▸ Task goal
Scan the entries that follow for the word "from", then report every line in which it appears.

___ Record excerpts ___

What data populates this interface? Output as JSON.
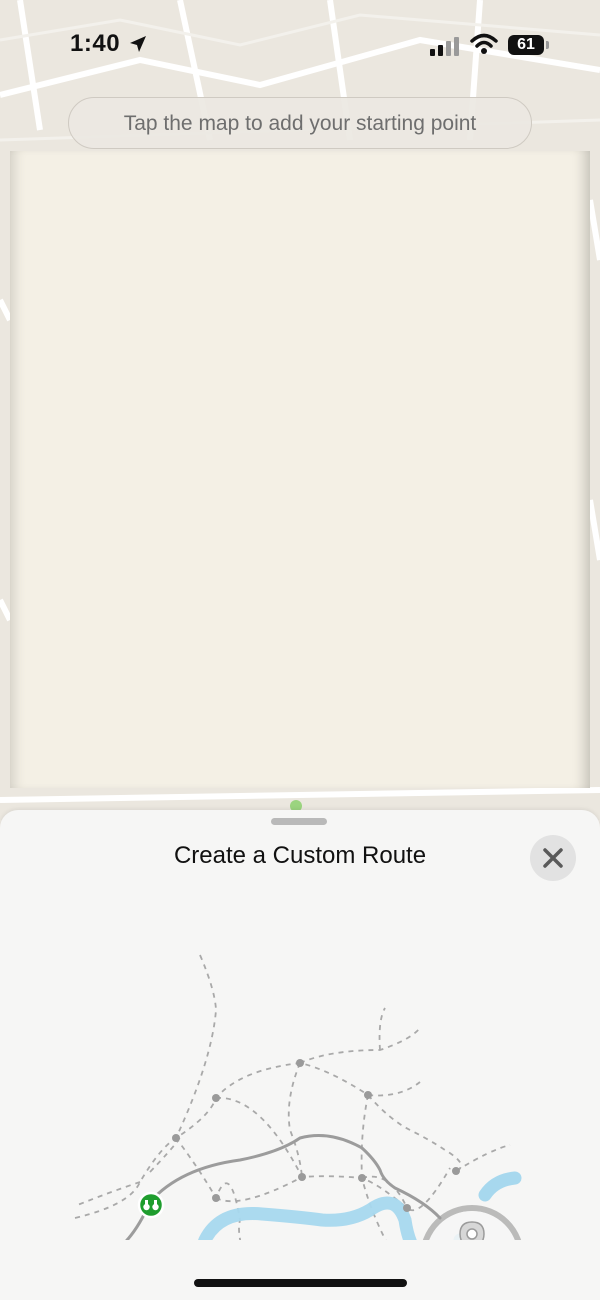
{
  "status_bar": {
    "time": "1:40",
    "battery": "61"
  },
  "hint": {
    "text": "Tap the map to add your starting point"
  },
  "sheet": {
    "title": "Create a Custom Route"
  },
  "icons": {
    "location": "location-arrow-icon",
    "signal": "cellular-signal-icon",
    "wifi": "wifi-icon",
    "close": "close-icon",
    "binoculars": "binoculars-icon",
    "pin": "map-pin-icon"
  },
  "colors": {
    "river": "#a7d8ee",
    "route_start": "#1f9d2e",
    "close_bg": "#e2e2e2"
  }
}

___
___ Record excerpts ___

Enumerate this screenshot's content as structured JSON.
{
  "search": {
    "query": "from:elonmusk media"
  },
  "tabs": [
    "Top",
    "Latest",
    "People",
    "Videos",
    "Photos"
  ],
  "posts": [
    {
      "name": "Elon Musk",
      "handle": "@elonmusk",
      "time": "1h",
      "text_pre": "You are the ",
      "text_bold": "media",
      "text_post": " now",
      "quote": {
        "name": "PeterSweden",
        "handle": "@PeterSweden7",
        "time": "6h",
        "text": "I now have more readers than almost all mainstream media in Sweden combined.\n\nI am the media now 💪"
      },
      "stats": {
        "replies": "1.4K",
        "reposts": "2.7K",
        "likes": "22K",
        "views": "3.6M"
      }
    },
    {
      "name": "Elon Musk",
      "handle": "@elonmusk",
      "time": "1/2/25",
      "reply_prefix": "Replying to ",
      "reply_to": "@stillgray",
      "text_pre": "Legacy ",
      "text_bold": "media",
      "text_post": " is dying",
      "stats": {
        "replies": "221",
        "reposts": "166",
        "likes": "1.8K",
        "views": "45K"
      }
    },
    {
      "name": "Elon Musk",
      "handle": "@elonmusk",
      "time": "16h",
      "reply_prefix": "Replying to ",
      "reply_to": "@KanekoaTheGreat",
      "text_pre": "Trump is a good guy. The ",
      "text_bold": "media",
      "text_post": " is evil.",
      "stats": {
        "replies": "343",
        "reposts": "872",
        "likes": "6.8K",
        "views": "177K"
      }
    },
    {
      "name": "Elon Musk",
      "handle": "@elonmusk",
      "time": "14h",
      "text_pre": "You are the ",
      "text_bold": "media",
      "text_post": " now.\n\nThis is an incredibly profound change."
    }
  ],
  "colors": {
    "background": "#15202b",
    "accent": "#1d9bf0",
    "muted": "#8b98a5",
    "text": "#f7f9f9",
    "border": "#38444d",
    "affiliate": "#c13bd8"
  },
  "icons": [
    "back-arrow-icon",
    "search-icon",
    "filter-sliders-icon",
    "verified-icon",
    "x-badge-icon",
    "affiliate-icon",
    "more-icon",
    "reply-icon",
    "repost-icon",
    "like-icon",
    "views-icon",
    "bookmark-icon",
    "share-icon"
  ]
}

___
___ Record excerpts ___

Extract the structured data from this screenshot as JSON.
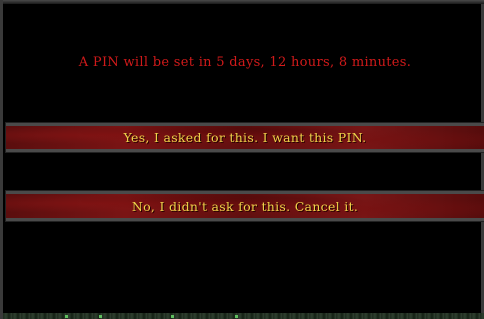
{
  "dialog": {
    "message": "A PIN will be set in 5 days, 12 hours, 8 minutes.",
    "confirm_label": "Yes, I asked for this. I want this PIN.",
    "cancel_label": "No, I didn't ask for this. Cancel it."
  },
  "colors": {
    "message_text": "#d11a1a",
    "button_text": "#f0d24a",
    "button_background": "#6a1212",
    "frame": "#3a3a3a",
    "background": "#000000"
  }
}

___

▸ Exercise result
    "query": "from:elonmusk media"
Extract the structured data from this screenshot as JSON.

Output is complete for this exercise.